Last week LWH visited a rural school about 1 hour out of Kathmandu to teach the girls about menstrual health and sanitation, and to distribute our eco-friendly, fair trade sanitary kits.
Here in Nepal menstruation still has a stigma surrounding it despite being completely normal in much of the world. This stigma means that 1 in 5 girls will miss school because of their periods. These girls have little understanding of the natural bodily function that is menstruation, with many schools simply forgetting to include it in their curriculum.
When we approached the principal of the school to speak about this topic he seemed baffled at first, but kindly agreed to let us visit and distribute the kits.

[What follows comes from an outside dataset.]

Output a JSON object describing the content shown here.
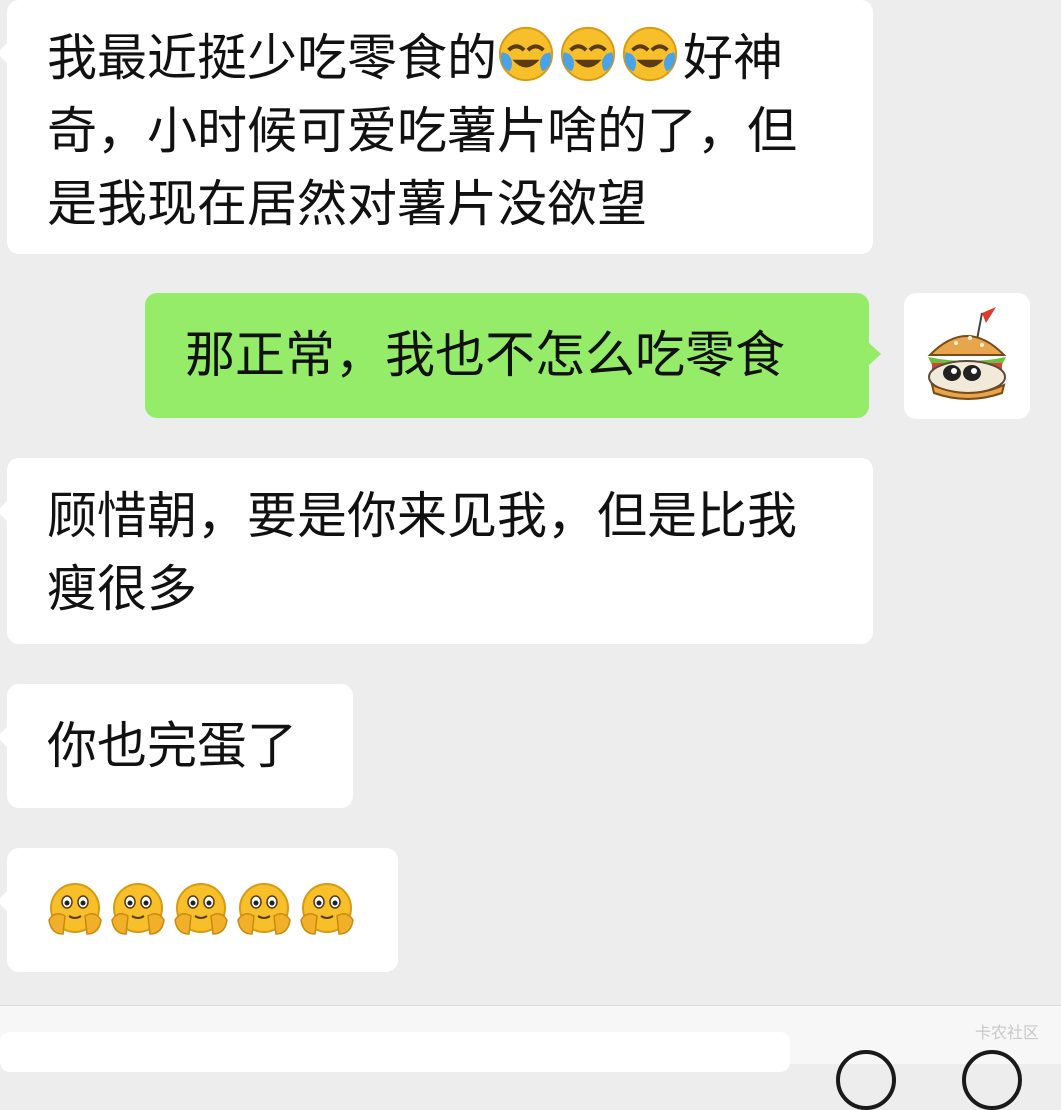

Out of all the schools we approached none had female principals, a reason, perhaps, why there is a lack of education about female health here in Nepalese schools.
We had come to learn that this was the first time anyone had come out to this school to educate the students on the topic. The class giggled as we spoke about the causes of menstruation, how to look after yourself during this time. We explained what happens to our body when we grow up, and what causes the female body to react in the way that it does during ovulation. We also talked about the difference between reusable pads and plastic pads.
The class was shocked to hear that a regular sanitary pad can take up to 800 years to decompose, and that they contain synthetic materials and chemicals that can cause allergies and harm your body. When we demonstrated how to use our cotton pads the class giggled again, yet watched closely, intrigued by the demonstration. Despite being shy we knew that the girls were benefiting from this and could then trigger the conversation with their friends and family. An action we hope will help lift the stigma that surrounds this topic in so many parts of Nepal.
The reusable pads are made in our fair trade workshop using cotton, a material that can biodegrade in as little as 5 months. Each pad costs around $7 to make and eliminates a lifetime of regular sanitary napkins entering Nepal’s landfills. We wanted to find a way to empower women while also caring for our fragile environment.
Once the distribution was over we interviewed some of the teachers and asked them how they felt about the talk and the topic. Many struggled with the stigma of menstruation as a child, with some even being a victim of Chhaupadi.
Chhaupadi is social tradition that prohibits women from taking part in normal activities during menstruation. Menstruating women are thought to offend the Hindu gods and bring down a curse on their households if they remain indoors, therefore are banished out of their homes during this time. The women are kept out of the house and have to live in a cattle shed or a makeshift hut for the length of their menstrual cycle.
Sadly, although outlawed by the Supreme Court of Nepal in 2005, the tradition is still common in rural communities, thus feeding the stigma surrounding menstruation in Nepal.
The teachers spoke of their gratitude and hope for the future, but raised their concerns about a slow transition. We hope that in some way these talks and distributions will help to speed up this transition and contribute to a changing mindset here in Nepal.
Our aim is to continue approaching schools around the country and speaking with them about this important topic, in order to make the women of Nepal feel confident about themselves and their bodies, while also raising important environmental awareness.
A big thank you to all who helped to make this distribution possible.
You can help us to continue our work at our crowdfunding campaign “Help us to lift the stigma of menstruation in Nepal by sponsoring the distribution of eco-friendly sanitary kits”